Objective: A growing body of evidence suggests that antibiotic allergy labels as documented in medical records are a risk factor for poor clinical outcomes. In this systematic review, we aimed to determine how antibiotic allergy labels influence 3 domains: antibiotic use and exposure, clinical outcomes, and healthcare-related costs.
Design: We performed a systematic review to identify studies reporting outcomes in patients with antibiotic allergy labels compared to nonallergic counterparts. The search included PubMed, EMBASE, Cochrane CENTRAL, EBSCO, Cochrane Database of Abstracts of Reviews of Effects and Web of Science.

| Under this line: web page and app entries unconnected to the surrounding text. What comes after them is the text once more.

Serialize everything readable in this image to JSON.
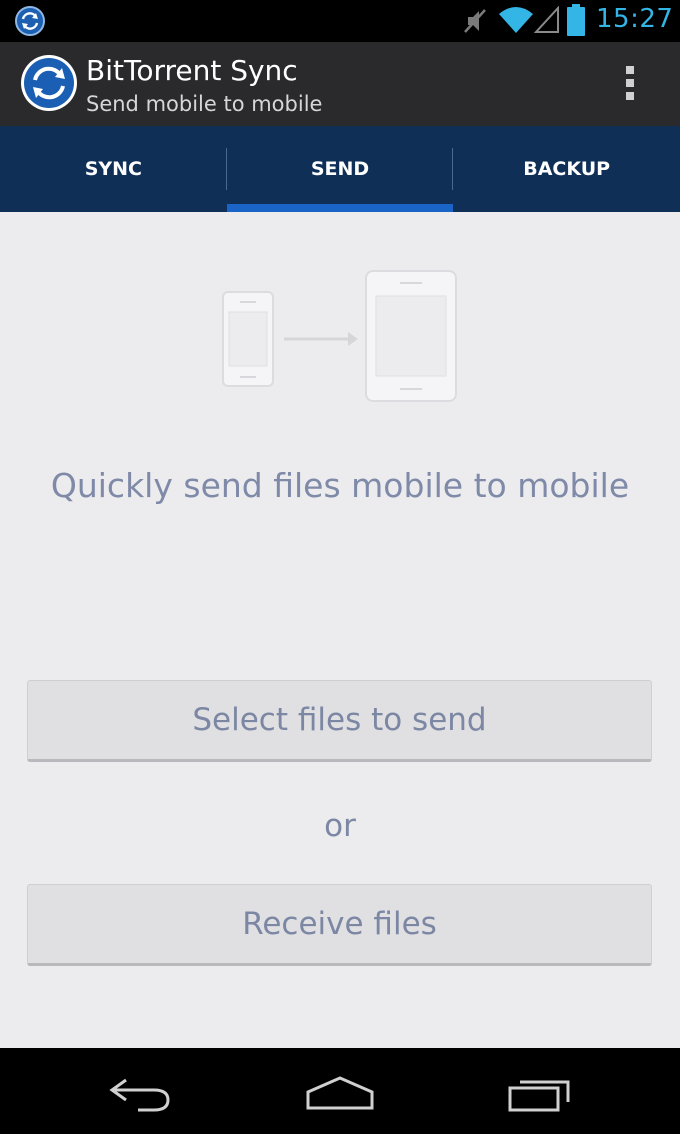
{
  "status_bar": {
    "time": "15:27",
    "icons": [
      "sync-notification-icon",
      "mute-icon",
      "wifi-icon",
      "signal-icon",
      "battery-icon"
    ],
    "accent_color": "#33b5e5"
  },
  "action_bar": {
    "title": "BitTorrent Sync",
    "subtitle": "Send mobile to mobile",
    "icon": "bittorrent-sync-logo",
    "menu_icon": "overflow-menu-icon"
  },
  "tabs": [
    {
      "label": "SYNC",
      "active": false
    },
    {
      "label": "SEND",
      "active": true
    },
    {
      "label": "BACKUP",
      "active": false
    }
  ],
  "main": {
    "illustration": "phone-to-tablet-icon",
    "tagline": "Quickly send files mobile to mobile",
    "select_button": "Select files to send",
    "or_text": "or",
    "receive_button": "Receive files"
  },
  "nav_bar": {
    "icons": [
      "back-icon",
      "home-icon",
      "recent-apps-icon"
    ]
  },
  "colors": {
    "tab_bar": "#0f2f57",
    "tab_indicator": "#1a64c8",
    "action_bar": "#2a2a2c",
    "content_bg": "#ececee",
    "text_muted": "#7c87a4"
  }
}
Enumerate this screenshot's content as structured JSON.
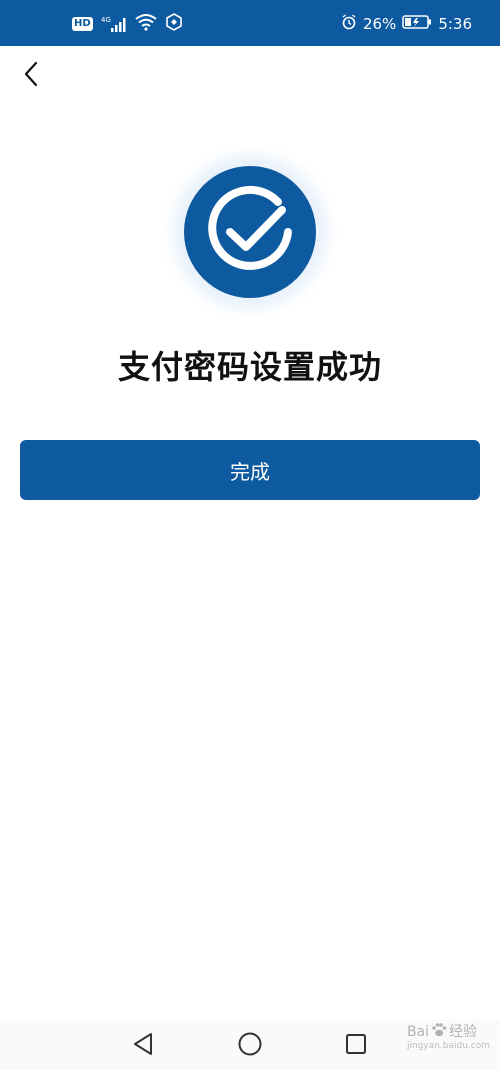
{
  "status_bar": {
    "hd_label": "HD",
    "network_label": "4G",
    "battery_percent": "26%",
    "time": "5:36",
    "icons": [
      "hd-icon",
      "signal-icon",
      "wifi-icon",
      "hotspot-icon",
      "alarm-icon",
      "battery-charging-icon"
    ]
  },
  "header": {
    "back_icon": "chevron-left-icon"
  },
  "main": {
    "icon": "check-circle-icon",
    "title": "支付密码设置成功",
    "done_label": "完成"
  },
  "nav_bar": {
    "icons": [
      "back-triangle-icon",
      "home-circle-icon",
      "recents-square-icon"
    ]
  },
  "watermark": {
    "brand": "Bai",
    "brand_suffix": "经验",
    "url": "jingyan.baidu.com"
  },
  "colors": {
    "primary": "#0e5aa0",
    "background": "#ffffff",
    "text": "#111111"
  }
}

Two reviewers independently screened studies for inclusion and abstracted data. Studies were graded using the Newcastle-Ottawa quality assessment scale. Study outcomes included antibiotic use, clinical outcomes, and economic outcomes.
Results: In total, 41 studies met our criteria for inclusion. These studies varied in medical specialty, patient population, healthcare delivery system, and design, but most were conducted among adults age >18 years (85%) in the inpatient setting (82.5%). Among 34 studies examining antibiotic exposure, 32 (94%) found that patients with antibiotic allergy labels received more broad-spectrum antibiotics. Moreover, 31 studies examined clinical outcomes such as length of hospitalization, ICU admission, hospital readmission, multidrug-resistant or opportunistic infection, or mortality, and 27 (87%) found that allergy-labeled patients had at least 1 negative outcome. Of 9 studies examining healthcare costs, 7 (78%) found that allergy-labeled patients incurred significantly higher drug or hospital-related costs.
Conclusions: Antibiotic allergy labels have negative effects on antibiotic use, clinical outcomes, and economic outcomes in a variety of clinical settings and populations.